University of Dundee

How cells prevent under- or over-replication of chromosome segments, and how this affects the pathogenesis of cancer.

‘Structural aneuploidy’ - deletions, amplifications and translocations of chromosome segments - is a characteristic of many cancers and can potentially be caused by defective regulation of DNA replication. DNA replication occurs in two strictly non-overlapping phases: first, replication origins are ‘licensed’ for replication and then during S phase, the CDK and DDK kinases promotes initiation at licensed origins. Deregulation of this process can lead to amplification of chromosomal segments (if replicated DNA is relicensed) or deletions (if an insufficient number of origins are used).

The aim of the project is to understand how cells normally prevent over- or under-replication of chromosome segments.

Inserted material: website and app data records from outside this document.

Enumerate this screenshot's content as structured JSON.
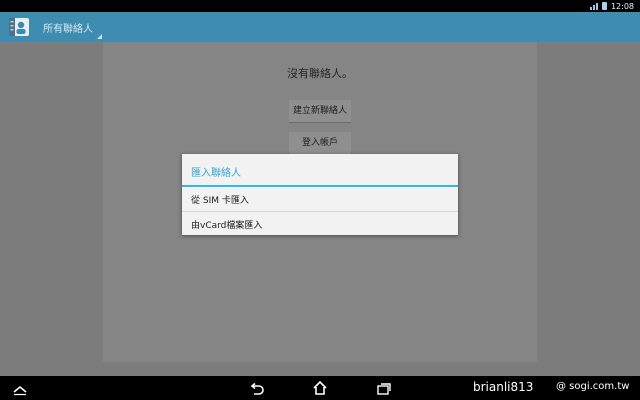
{
  "status_bar": {
    "time": "12:08",
    "signal_icon": "signal-icon",
    "battery_icon": "battery-icon"
  },
  "action_bar": {
    "title": "所有聯絡人",
    "app_icon": "contacts-app-icon"
  },
  "main": {
    "empty_message": "沒有聯絡人。",
    "create_contact_label": "建立新聯絡人",
    "login_account_label": "登入帳戶"
  },
  "dialog": {
    "title": "匯入聯絡人",
    "items": [
      {
        "label": "從 SIM 卡匯入"
      },
      {
        "label": "由vCard檔案匯入"
      }
    ],
    "accent_color": "#33b5e5"
  },
  "nav_bar": {
    "icons": [
      "collapse-icon",
      "back-icon",
      "home-icon",
      "recent-apps-icon"
    ]
  },
  "watermark": {
    "user": "brianli813",
    "site": "@ sogi.com.tw"
  }
}
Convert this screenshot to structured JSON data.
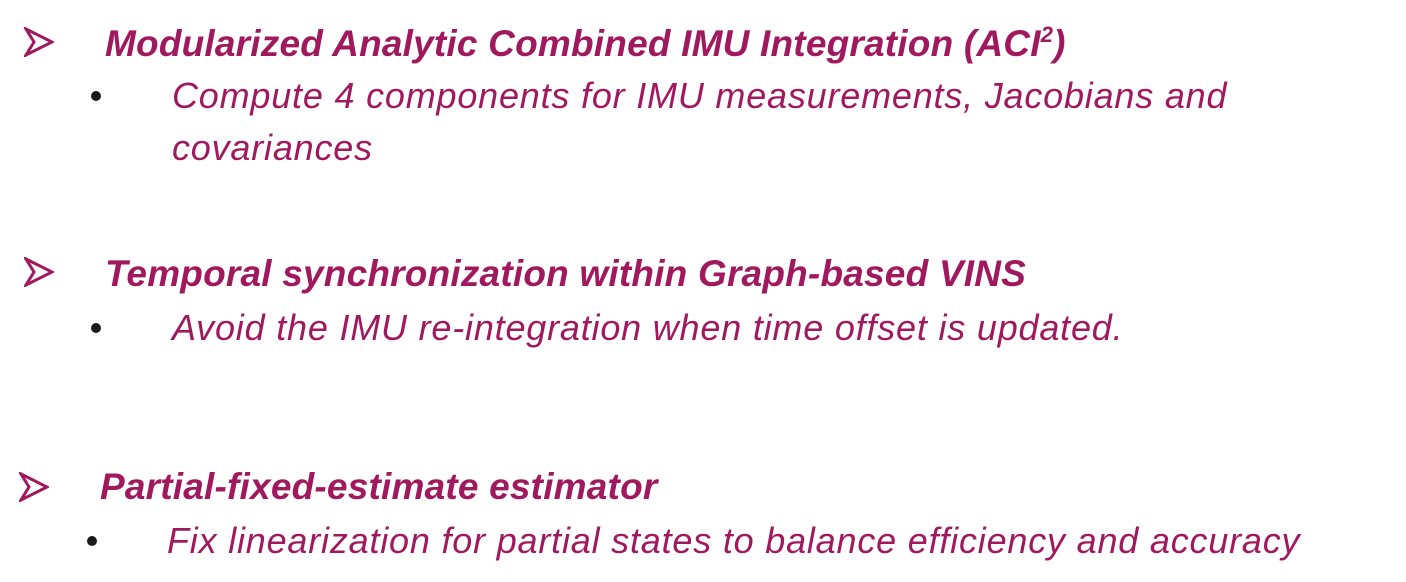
{
  "items": [
    {
      "icon": "arrow-bullet-icon",
      "heading_main": "Modularized Analytic Combined IMU Integration (ACI",
      "heading_sup": "2",
      "heading_end": ")",
      "sub": {
        "bullet": "•",
        "line1": "Compute 4 components for IMU measurements, Jacobians and",
        "line2": "covariances"
      }
    },
    {
      "icon": "arrow-bullet-icon",
      "heading_main": "Temporal synchronization within Graph-based VINS",
      "sub": {
        "bullet": "•",
        "line1": "Avoid the IMU re-integration when time offset is updated."
      }
    },
    {
      "icon": "arrow-bullet-icon",
      "heading_main": "Partial-fixed-estimate estimator",
      "sub": {
        "bullet": "•",
        "line1": "Fix linearization for partial states to balance efficiency and accuracy"
      }
    }
  ],
  "colors": {
    "accent": "#a0195f",
    "bullet": "#1a1a1a",
    "background": "#ffffff"
  }
}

The basic experimental part of the programme will use Xenopus egg extracts, which provide a strong base for understanding the basic biochemistry of genome stability pathways, and human tissue culture cell lines, where the role and importance of different pathways can be explored. We will apply this basic research to understanding the development of oesophageal cancer, which shows very high levels of structural aneuploidy.